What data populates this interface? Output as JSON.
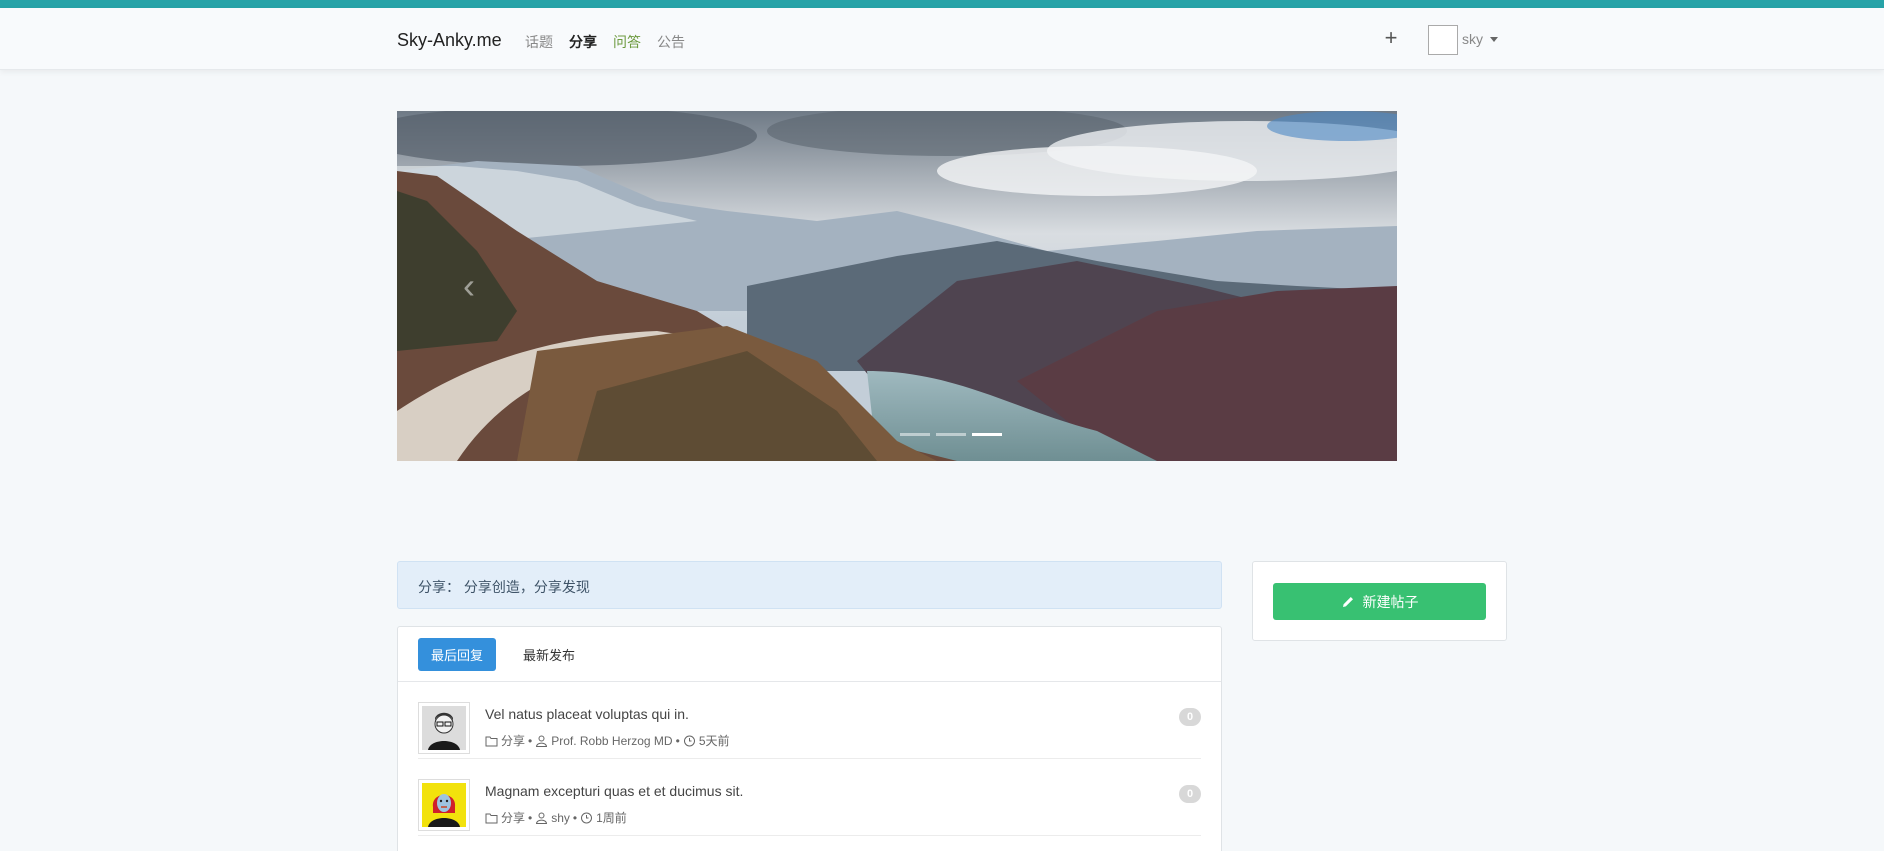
{
  "navbar": {
    "brand": "Sky-Anky.me",
    "links": [
      "话题",
      "分享",
      "问答",
      "公告"
    ],
    "user_name": "sky",
    "plus_label": "+"
  },
  "carousel": {
    "prev_label": "‹",
    "next_label": "›",
    "indicator_count": 3,
    "active_index": 2
  },
  "alert": {
    "text": "分享： 分享创造，分享发现"
  },
  "list": {
    "tabs": [
      "最后回复",
      "最新发布"
    ],
    "topics": [
      {
        "title": "Vel natus placeat voluptas qui in.",
        "category": "分享",
        "author": "Prof. Robb Herzog MD",
        "time": "5天前",
        "replies": "0"
      },
      {
        "title": "Magnam excepturi quas et et ducimus sit.",
        "category": "分享",
        "author": "shy",
        "time": "1周前",
        "replies": "0"
      }
    ],
    "separator": "•"
  },
  "sidebar": {
    "new_post_label": "新建帖子"
  },
  "colors": {
    "accent_top": "#27a3a8",
    "primary": "#3490dc",
    "success": "#38c172"
  }
}
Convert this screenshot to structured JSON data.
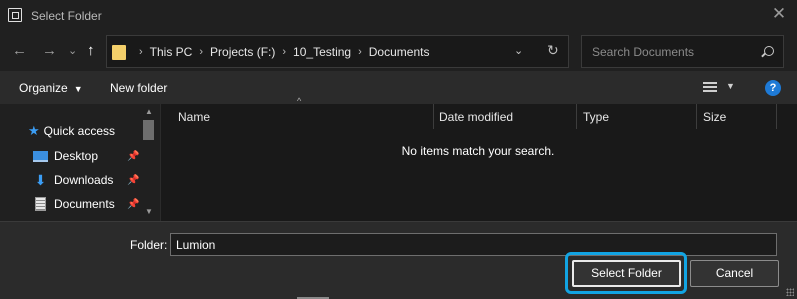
{
  "window": {
    "title": "Select Folder",
    "close_glyph": "✕"
  },
  "nav": {
    "back_glyph": "←",
    "forward_glyph": "→",
    "recent_glyph": "⌄",
    "up_glyph": "↑",
    "breadcrumbs": [
      "This PC",
      "Projects (F:)",
      "10_Testing",
      "Documents"
    ],
    "address_dropdown_glyph": "⌄",
    "refresh_glyph": "↻",
    "search_placeholder": "Search Documents"
  },
  "toolbar": {
    "organize_label": "Organize",
    "organize_caret": "▼",
    "new_folder_label": "New folder",
    "view_caret": "▼",
    "help_glyph": "?"
  },
  "sidebar": {
    "quick_access": "Quick access",
    "items": [
      {
        "label": "Desktop",
        "icon": "desktop-icon",
        "pinned": true
      },
      {
        "label": "Downloads",
        "icon": "downloads-icon",
        "pinned": true
      },
      {
        "label": "Documents",
        "icon": "documents-icon",
        "pinned": true
      }
    ],
    "pin_glyph": "📌"
  },
  "file_list": {
    "columns": [
      "Name",
      "Date modified",
      "Type",
      "Size"
    ],
    "sort_glyph": "^",
    "empty_message": "No items match your search."
  },
  "footer": {
    "folder_label": "Folder:",
    "folder_value": "Lumion",
    "select_button": "Select Folder",
    "cancel_button": "Cancel"
  },
  "colors": {
    "accent": "#12a4e3",
    "help_blue": "#1e7ad6",
    "folder_yellow": "#f3cf6a"
  }
}
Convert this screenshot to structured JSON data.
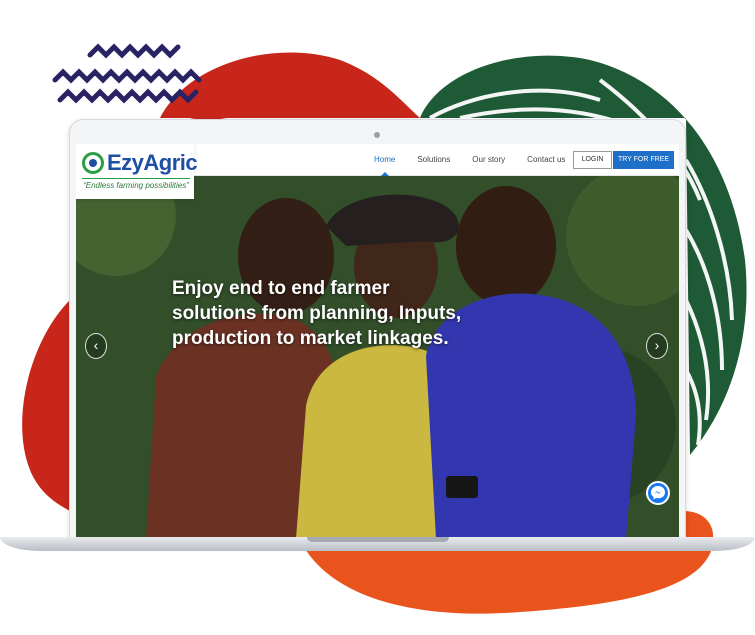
{
  "brand": {
    "name": "EzyAgric",
    "tagline": "“Endless farming possibilities”",
    "primary_color": "#1e4fa3",
    "secondary_color": "#2a9d46"
  },
  "nav": {
    "links": [
      "Home",
      "Solutions",
      "Our story",
      "Contact us"
    ],
    "active": "Home",
    "login_label": "LOGIN",
    "cta_label": "TRY FOR FREE",
    "cta_color": "#1e6fc7"
  },
  "hero": {
    "headline": "Enjoy end to end farmer solutions from planning, Inputs, production to market linkages.",
    "prev_icon": "chevron-left-icon",
    "next_icon": "chevron-right-icon",
    "chat_icon": "messenger-icon"
  },
  "decor": {
    "colors": {
      "red_blob": "#c8261b",
      "orange_blob": "#e8541c",
      "green_blob": "#1e5a36",
      "navy_squiggle": "#2a2363"
    }
  }
}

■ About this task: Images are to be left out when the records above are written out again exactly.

■ Solution to the problem:
What data populates this interface? Output as JSON.
{
  "navbar": {
    "brand": "Sky-Anky.me",
    "links": [
      "话题",
      "分享",
      "问答",
      "公告"
    ],
    "user_name": "sky",
    "plus_label": "+"
  },
  "carousel": {
    "prev_label": "‹",
    "next_label": "›",
    "indicator_count": 3,
    "active_index": 2
  },
  "alert": {
    "text": "分享： 分享创造，分享发现"
  },
  "list": {
    "tabs": [
      "最后回复",
      "最新发布"
    ],
    "topics": [
      {
        "title": "Vel natus placeat voluptas qui in.",
        "category": "分享",
        "author": "Prof. Robb Herzog MD",
        "time": "5天前",
        "replies": "0"
      },
      {
        "title": "Magnam excepturi quas et et ducimus sit.",
        "category": "分享",
        "author": "shy",
        "time": "1周前",
        "replies": "0"
      }
    ],
    "separator": "•"
  },
  "sidebar": {
    "new_post_label": "新建帖子"
  },
  "colors": {
    "accent_top": "#27a3a8",
    "primary": "#3490dc",
    "success": "#38c172"
  }
}
Convert this screenshot to structured JSON data.
{
  "window": {
    "title": "Select Folder",
    "close_glyph": "✕"
  },
  "nav": {
    "back_glyph": "←",
    "forward_glyph": "→",
    "recent_glyph": "⌄",
    "up_glyph": "↑",
    "breadcrumbs": [
      "This PC",
      "Projects (F:)",
      "10_Testing",
      "Documents"
    ],
    "address_dropdown_glyph": "⌄",
    "refresh_glyph": "↻",
    "search_placeholder": "Search Documents"
  },
  "toolbar": {
    "organize_label": "Organize",
    "organize_caret": "▼",
    "new_folder_label": "New folder",
    "view_caret": "▼",
    "help_glyph": "?"
  },
  "sidebar": {
    "quick_access": "Quick access",
    "items": [
      {
        "label": "Desktop",
        "icon": "desktop-icon",
        "pinned": true
      },
      {
        "label": "Downloads",
        "icon": "downloads-icon",
        "pinned": true
      },
      {
        "label": "Documents",
        "icon": "documents-icon",
        "pinned": true
      }
    ],
    "pin_glyph": "📌"
  },
  "file_list": {
    "columns": [
      "Name",
      "Date modified",
      "Type",
      "Size"
    ],
    "sort_glyph": "^",
    "empty_message": "No items match your search."
  },
  "footer": {
    "folder_label": "Folder:",
    "folder_value": "Lumion",
    "select_button": "Select Folder",
    "cancel_button": "Cancel"
  },
  "colors": {
    "accent": "#12a4e3",
    "help_blue": "#1e7ad6",
    "folder_yellow": "#f3cf6a"
  }
}
Convert this screenshot to structured JSON data.
{
  "brand": {
    "name": "EzyAgric",
    "tagline": "“Endless farming possibilities”",
    "primary_color": "#1e4fa3",
    "secondary_color": "#2a9d46"
  },
  "nav": {
    "links": [
      "Home",
      "Solutions",
      "Our story",
      "Contact us"
    ],
    "active": "Home",
    "login_label": "LOGIN",
    "cta_label": "TRY FOR FREE",
    "cta_color": "#1e6fc7"
  },
  "hero": {
    "headline": "Enjoy end to end farmer solutions from planning, Inputs, production to market linkages.",
    "prev_icon": "chevron-left-icon",
    "next_icon": "chevron-right-icon",
    "chat_icon": "messenger-icon"
  },
  "decor": {
    "colors": {
      "red_blob": "#c8261b",
      "orange_blob": "#e8541c",
      "green_blob": "#1e5a36",
      "navy_squiggle": "#2a2363"
    }
  }
}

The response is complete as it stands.